Justin Eberly

Justin M. Eberly is an Education and Training Specialist for VFIS, a subsidiary of the Glatfelter Insurance Group, responsible for the national delivery of educational and training programs, curriculum development, and information analysis. Eberly is an active Emergency Medical Technician (EMT) and volunteer firefighter in Cumberland County, Pennsylvania. He actively serves on the safety committee for an EMS agency. As an educator, he has served as adjunct faculty for emergency services at two technical colleges serving the South Central Pennsylvania region. Previously, he served as the assistant chief of a combination volunteer/career basic life support ambulance service. Eberly has earned a Bachelor of Science in Business Administration in Information Technology for Business Education from Shippensburg University of Pennsylvania.
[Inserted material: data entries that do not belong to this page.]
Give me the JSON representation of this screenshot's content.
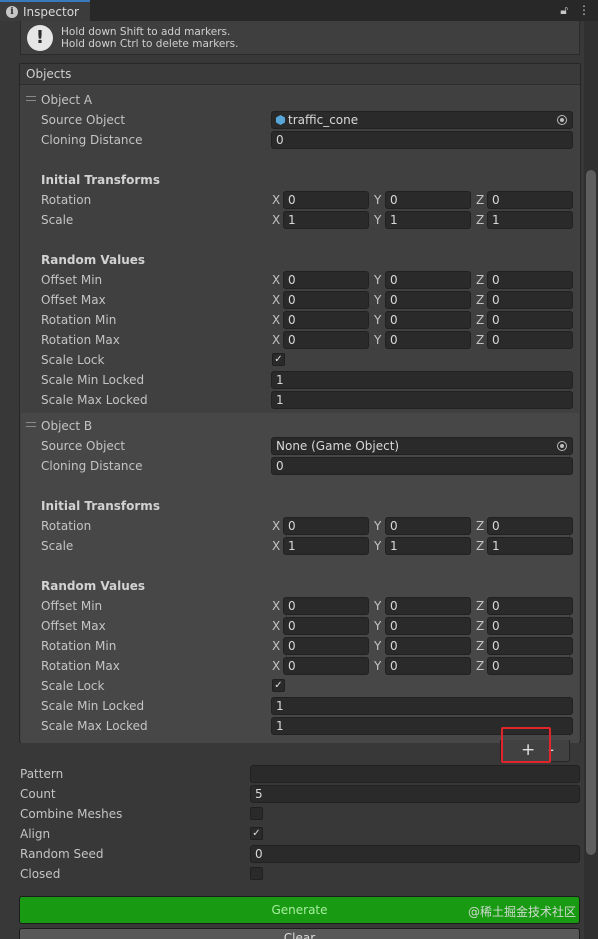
{
  "tab": {
    "title": "Inspector",
    "lock_icon": "lock-icon",
    "menu_icon": "kebab-menu-icon"
  },
  "help": {
    "line1": "Hold down Shift to add markers.",
    "line2": "Hold down Ctrl to delete markers.",
    "icon": "exclamation-icon"
  },
  "objects": {
    "header": "Objects",
    "a": {
      "title": "Object A",
      "source_label": "Source Object",
      "source_value": "traffic_cone",
      "cloning_label": "Cloning Distance",
      "cloning_value": "0",
      "initial_header": "Initial Transforms",
      "rotation_label": "Rotation",
      "rotation": {
        "x": "0",
        "y": "0",
        "z": "0"
      },
      "scale_label": "Scale",
      "scale": {
        "x": "1",
        "y": "1",
        "z": "1"
      },
      "random_header": "Random Values",
      "offset_min_label": "Offset Min",
      "offset_min": {
        "x": "0",
        "y": "0",
        "z": "0"
      },
      "offset_max_label": "Offset Max",
      "offset_max": {
        "x": "0",
        "y": "0",
        "z": "0"
      },
      "rot_min_label": "Rotation Min",
      "rot_min": {
        "x": "0",
        "y": "0",
        "z": "0"
      },
      "rot_max_label": "Rotation Max",
      "rot_max": {
        "x": "0",
        "y": "0",
        "z": "0"
      },
      "scale_lock_label": "Scale Lock",
      "scale_lock": true,
      "scale_min_locked_label": "Scale Min Locked",
      "scale_min_locked": "1",
      "scale_max_locked_label": "Scale Max Locked",
      "scale_max_locked": "1"
    },
    "b": {
      "title": "Object B",
      "source_label": "Source Object",
      "source_value": "None (Game Object)",
      "cloning_label": "Cloning Distance",
      "cloning_value": "0",
      "initial_header": "Initial Transforms",
      "rotation_label": "Rotation",
      "rotation": {
        "x": "0",
        "y": "0",
        "z": "0"
      },
      "scale_label": "Scale",
      "scale": {
        "x": "1",
        "y": "1",
        "z": "1"
      },
      "random_header": "Random Values",
      "offset_min_label": "Offset Min",
      "offset_min": {
        "x": "0",
        "y": "0",
        "z": "0"
      },
      "offset_max_label": "Offset Max",
      "offset_max": {
        "x": "0",
        "y": "0",
        "z": "0"
      },
      "rot_min_label": "Rotation Min",
      "rot_min": {
        "x": "0",
        "y": "0",
        "z": "0"
      },
      "rot_max_label": "Rotation Max",
      "rot_max": {
        "x": "0",
        "y": "0",
        "z": "0"
      },
      "scale_lock_label": "Scale Lock",
      "scale_lock": true,
      "scale_min_locked_label": "Scale Min Locked",
      "scale_min_locked": "1",
      "scale_max_locked_label": "Scale Max Locked",
      "scale_max_locked": "1"
    },
    "add_label": "+",
    "remove_label": "-"
  },
  "axes": {
    "x": "X",
    "y": "Y",
    "z": "Z"
  },
  "props": {
    "pattern_label": "Pattern",
    "pattern_value": "",
    "count_label": "Count",
    "count_value": "5",
    "combine_label": "Combine Meshes",
    "combine_checked": false,
    "align_label": "Align",
    "align_checked": true,
    "seed_label": "Random Seed",
    "seed_value": "0",
    "closed_label": "Closed",
    "closed_checked": false
  },
  "buttons": {
    "generate": "Generate",
    "clear": "Clear"
  },
  "watermark": "@稀土掘金技术社区",
  "colors": {
    "accent": "#3a79bb",
    "generate_bg": "#189a13",
    "highlight": "#e0262a"
  }
}
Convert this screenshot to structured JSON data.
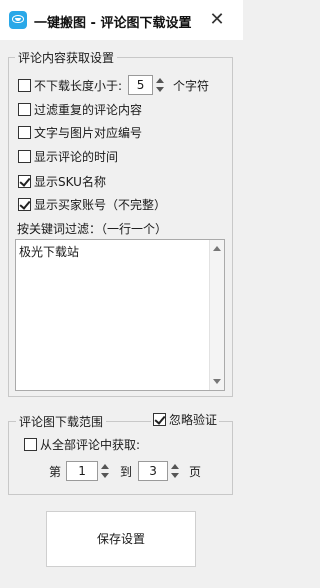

He expects to graduate in mid-2018 with a Masters in Public Administration with an emphasis in Emergency Services Management at Columbia Southern University.